=== ACTION ITEM ===
Look through the records below, and copy out every line that holds the string "Себу".

=== MATERIAL FOR THIS EXERCISE ===
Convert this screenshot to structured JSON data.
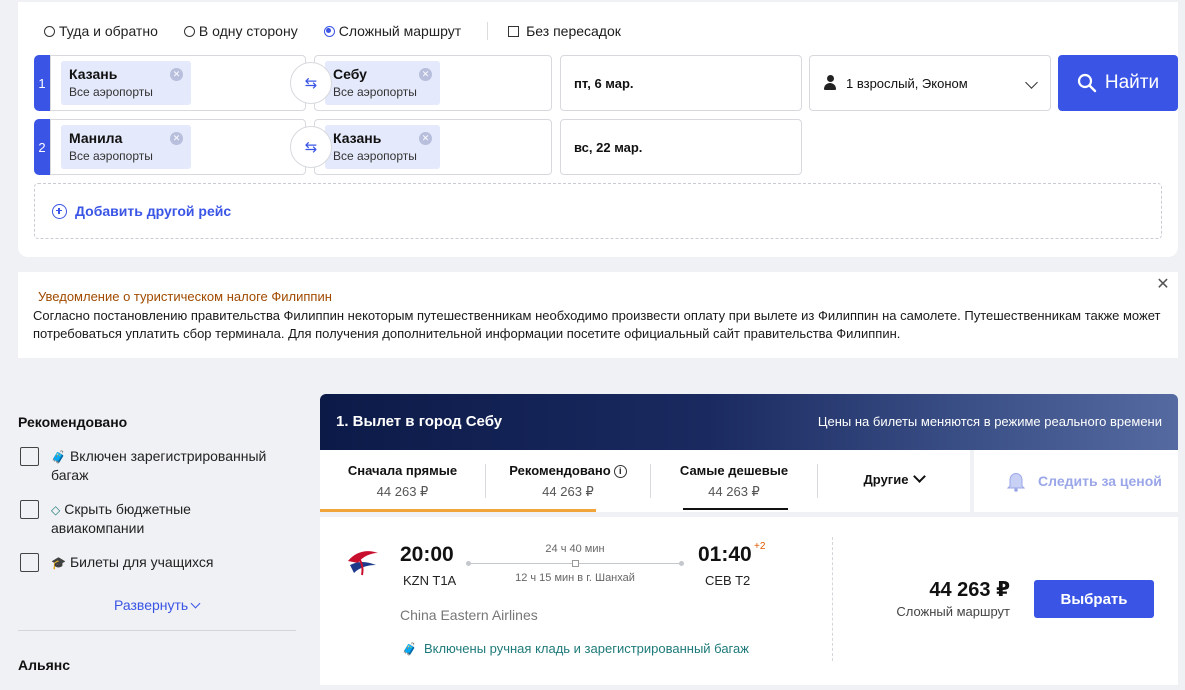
{
  "search": {
    "trip_types": [
      {
        "label": "Туда и обратно",
        "selected": false
      },
      {
        "label": "В одну сторону",
        "selected": false
      },
      {
        "label": "Сложный маршрут",
        "selected": true
      }
    ],
    "nonstop_label": "Без пересадок",
    "legs": [
      {
        "num": "1",
        "from_city": "Казань",
        "from_sub": "Все аэропорты",
        "to_city": "Себу",
        "to_sub": "Все аэропорты",
        "date": "пт, 6 мар."
      },
      {
        "num": "2",
        "from_city": "Манила",
        "from_sub": "Все аэропорты",
        "to_city": "Казань",
        "to_sub": "Все аэропорты",
        "date": "вс, 22 мар."
      }
    ],
    "passengers": "1 взрослый, Эконом",
    "find_label": "Найти",
    "add_flight_label": "Добавить другой рейс"
  },
  "notice": {
    "title": "Уведомление о туристическом налоге Филиппин",
    "body": "Согласно постановлению правительства Филиппин некоторым путешественникам необходимо произвести оплату при вылете из Филиппин на самолете. Путешественникам также может потребоваться уплатить сбор терминала. Для получения дополнительной информации посетите официальный сайт правительства Филиппин."
  },
  "filters": {
    "section_title": "Рекомендовано",
    "options": [
      {
        "label": "Включен зарегистрированный багаж",
        "icon": "luggage-icon"
      },
      {
        "label": "Скрыть бюджетные авиакомпании",
        "icon": "tag-icon"
      },
      {
        "label": "Билеты для учащихся",
        "icon": "graduation-cap-icon"
      }
    ],
    "expand_label": "Развернуть",
    "section2_title": "Альянс"
  },
  "results": {
    "banner_title": "1. Вылет в город Себу",
    "banner_note": "Цены на билеты меняются в режиме реального времени",
    "sort_tabs": [
      {
        "label": "Сначала прямые",
        "price": "44 263 ₽"
      },
      {
        "label": "Рекомендовано",
        "price": "44 263 ₽"
      },
      {
        "label": "Самые дешевые",
        "price": "44 263 ₽"
      }
    ],
    "other_label": "Другие",
    "track_label": "Следить за ценой",
    "flight": {
      "dep_time": "20:00",
      "dep_code": "KZN T1A",
      "duration": "24 ч 40 мин",
      "layover": "12 ч 15 мин в г. Шанхай",
      "arr_time": "01:40",
      "arr_plus": "+2",
      "arr_code": "CEB T2",
      "airline": "China Eastern Airlines",
      "baggage": "Включены ручная кладь и зарегистрированный багаж",
      "price": "44 263 ₽",
      "price_sub": "Сложный маршрут",
      "select_label": "Выбрать"
    }
  },
  "colors": {
    "accent": "#3a55e6",
    "sort_highlight": "#f0a43a",
    "notice_title": "#a04a00",
    "baggage": "#1e7a7a"
  }
}
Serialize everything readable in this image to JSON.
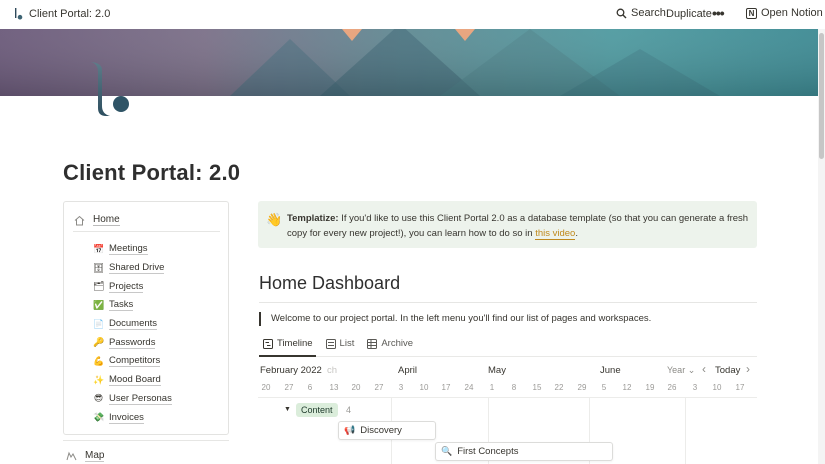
{
  "topbar": {
    "title": "Client Portal: 2.0",
    "search_label": "Search",
    "duplicate_label": "Duplicate",
    "more_label": "•••",
    "open_notion_label": "Open Notion",
    "notion_glyph": "N"
  },
  "page": {
    "title": "Client Portal: 2.0"
  },
  "sidebar": {
    "home_label": "Home",
    "items": [
      {
        "label": "Meetings",
        "icon": "calendar-icon",
        "glyph": "📅"
      },
      {
        "label": "Shared Drive",
        "icon": "drive-icon",
        "glyph": "🗄"
      },
      {
        "label": "Projects",
        "icon": "projects-icon",
        "glyph": "🗂"
      },
      {
        "label": "Tasks",
        "icon": "checkbox-icon",
        "glyph": "✅"
      },
      {
        "label": "Documents",
        "icon": "document-icon",
        "glyph": "📄"
      },
      {
        "label": "Passwords",
        "icon": "key-icon",
        "glyph": "🔑"
      },
      {
        "label": "Competitors",
        "icon": "flexed-arm-icon",
        "glyph": "💪"
      },
      {
        "label": "Mood Board",
        "icon": "sparkles-icon",
        "glyph": "✨"
      },
      {
        "label": "User Personas",
        "icon": "sunglasses-face-icon",
        "glyph": "😎"
      },
      {
        "label": "Invoices",
        "icon": "money-icon",
        "glyph": "💸"
      }
    ],
    "map_label": "Map"
  },
  "callout": {
    "emoji": "👋",
    "bold": "Templatize:",
    "text": " If you'd like to use this Client Portal 2.0 as a database template (so that you can generate a fresh copy for every new project!), you can learn how to do so in ",
    "link": "this video",
    "end": "."
  },
  "dashboard": {
    "heading": "Home Dashboard",
    "quote": "Welcome to our project portal. In the left menu you'll find our list of pages and workspaces."
  },
  "tabs": [
    {
      "label": "Timeline",
      "icon": "timeline-icon",
      "active": true
    },
    {
      "label": "List",
      "icon": "list-icon",
      "active": false
    },
    {
      "label": "Archive",
      "icon": "table-icon",
      "active": false
    }
  ],
  "timeline": {
    "current_month": "February 2022",
    "faded_month": "ch",
    "months": [
      "April",
      "May",
      "June"
    ],
    "scale_label": "Year",
    "scale_chevron": "⌄",
    "prev": "‹",
    "today_label": "Today",
    "next": "›",
    "days": [
      "20",
      "27",
      "6",
      "13",
      "20",
      "27",
      "3",
      "10",
      "17",
      "24",
      "1",
      "8",
      "15",
      "22",
      "29",
      "5",
      "12",
      "19",
      "26",
      "3",
      "10",
      "17"
    ],
    "group": {
      "label": "Content",
      "count": "4",
      "arrow": "▼"
    },
    "cards": [
      {
        "label": "Discovery",
        "icon": "megaphone-icon",
        "glyph": "📢"
      },
      {
        "label": "First Concepts",
        "icon": "magnifier-icon",
        "glyph": "🔍"
      }
    ]
  }
}
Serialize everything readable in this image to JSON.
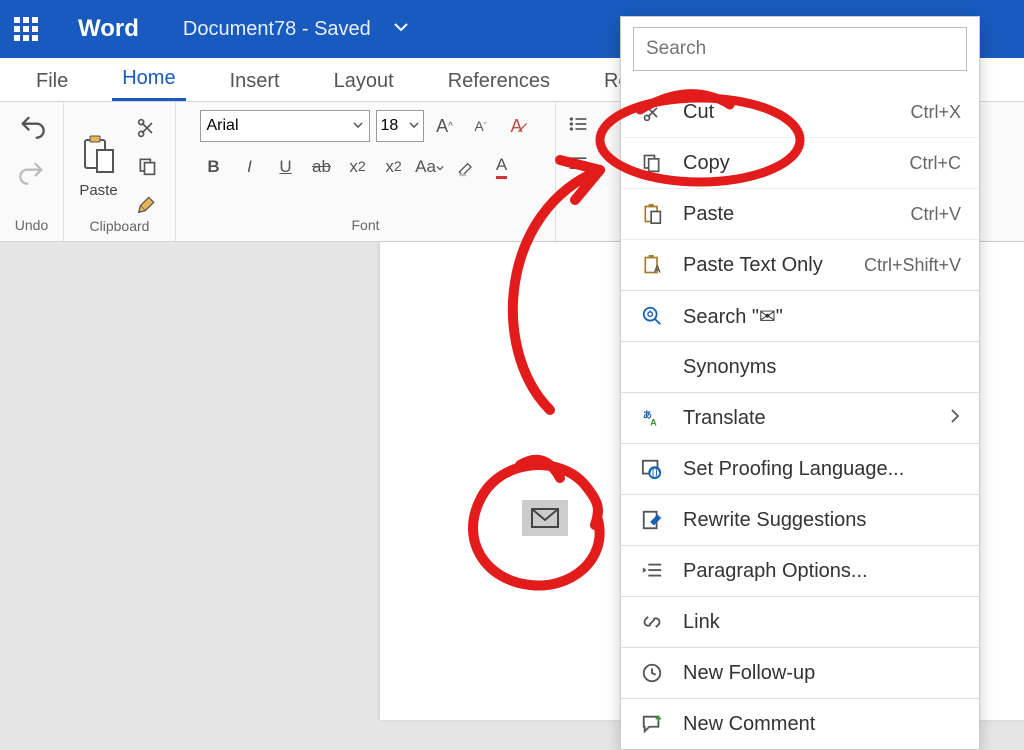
{
  "title_bar": {
    "app_name": "Word",
    "doc_name": "Document78  -  Saved"
  },
  "tabs": {
    "file": "File",
    "home": "Home",
    "insert": "Insert",
    "layout": "Layout",
    "references": "References",
    "review": "Review"
  },
  "ribbon": {
    "undo_label": "Undo",
    "clipboard_label": "Clipboard",
    "paste": "Paste",
    "font_label": "Font",
    "font_name": "Arial",
    "font_size": "18",
    "aa": "Aa"
  },
  "ctx": {
    "search_placeholder": "Search",
    "cut": "Cut",
    "cut_sc": "Ctrl+X",
    "copy": "Copy",
    "copy_sc": "Ctrl+C",
    "paste": "Paste",
    "paste_sc": "Ctrl+V",
    "paste_text": "Paste Text Only",
    "paste_text_sc": "Ctrl+Shift+V",
    "search_sel": "Search \"✉\"",
    "synonyms": "Synonyms",
    "translate": "Translate",
    "proofing": "Set Proofing Language...",
    "rewrite": "Rewrite Suggestions",
    "para": "Paragraph Options...",
    "link": "Link",
    "followup": "New Follow-up",
    "comment": "New Comment"
  }
}
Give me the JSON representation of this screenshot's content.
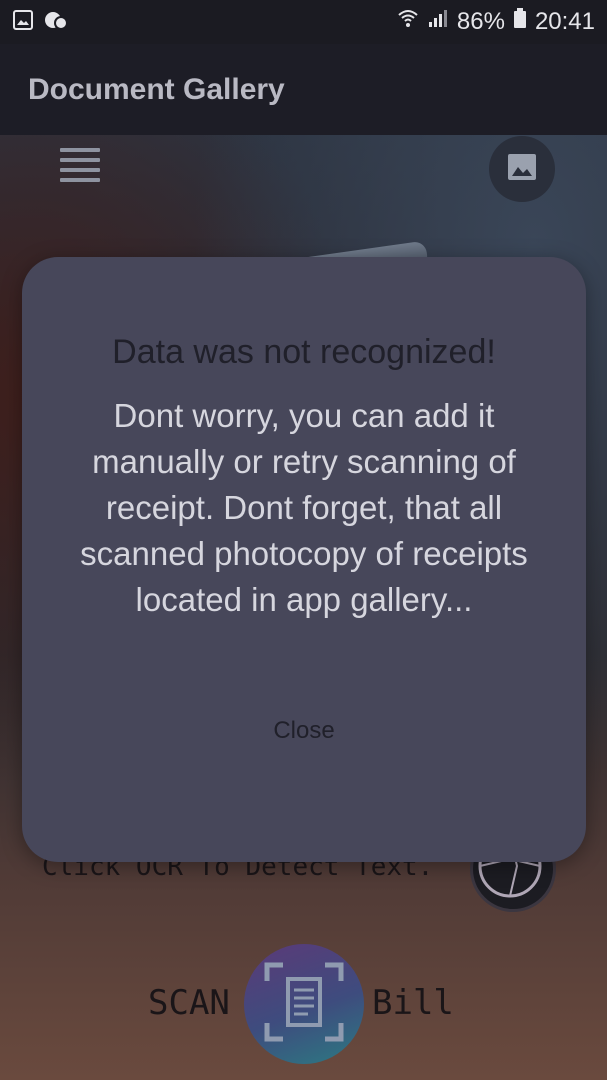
{
  "status_bar": {
    "left_icons": [
      "image-icon",
      "notification-icon"
    ],
    "wifi": "wifi-icon",
    "signal": "signal-icon",
    "battery_percent": "86%",
    "time": "20:41"
  },
  "appbar": {
    "title": "Document Gallery"
  },
  "main": {
    "ocr_hint": "Click OCR To Detect Text.",
    "scan_left_label": "SCAN",
    "scan_right_label": "Bill"
  },
  "dialog": {
    "title": "Data was not recognized!",
    "message": "Dont worry, you can add it manually or retry scanning of receipt. Dont forget, that all scanned photocopy of receipts located in app gallery...",
    "close_label": "Close"
  },
  "colors": {
    "dialog_bg": "#47475a",
    "appbar_bg": "#1d1d26"
  }
}
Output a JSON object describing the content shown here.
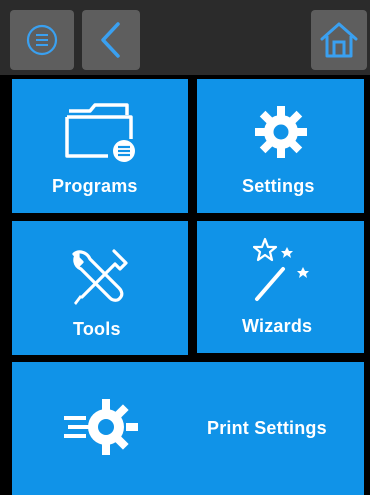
{
  "colors": {
    "header_bg": "#2b2b2b",
    "header_button_bg": "#5e5e5e",
    "tile_bg": "#1093e8",
    "icon_color": "#ffffff"
  },
  "header": {
    "buttons": [
      {
        "id": "menu",
        "icon": "menu-lines-icon"
      },
      {
        "id": "back",
        "icon": "chevron-left-icon"
      },
      {
        "id": "home",
        "icon": "home-icon"
      }
    ]
  },
  "tiles": {
    "programs": {
      "label": "Programs",
      "icon": "folder-icon"
    },
    "settings": {
      "label": "Settings",
      "icon": "gear-icon"
    },
    "tools": {
      "label": "Tools",
      "icon": "wrench-screwdriver-icon"
    },
    "wizards": {
      "label": "Wizards",
      "icon": "magic-wand-icon"
    },
    "print_settings": {
      "label": "Print Settings",
      "icon": "speed-gear-icon"
    }
  }
}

=== REPLY TO THE EXERCISE ===
        "to_city": "Себу",
    "banner_title": "1. Вылет в город Себу",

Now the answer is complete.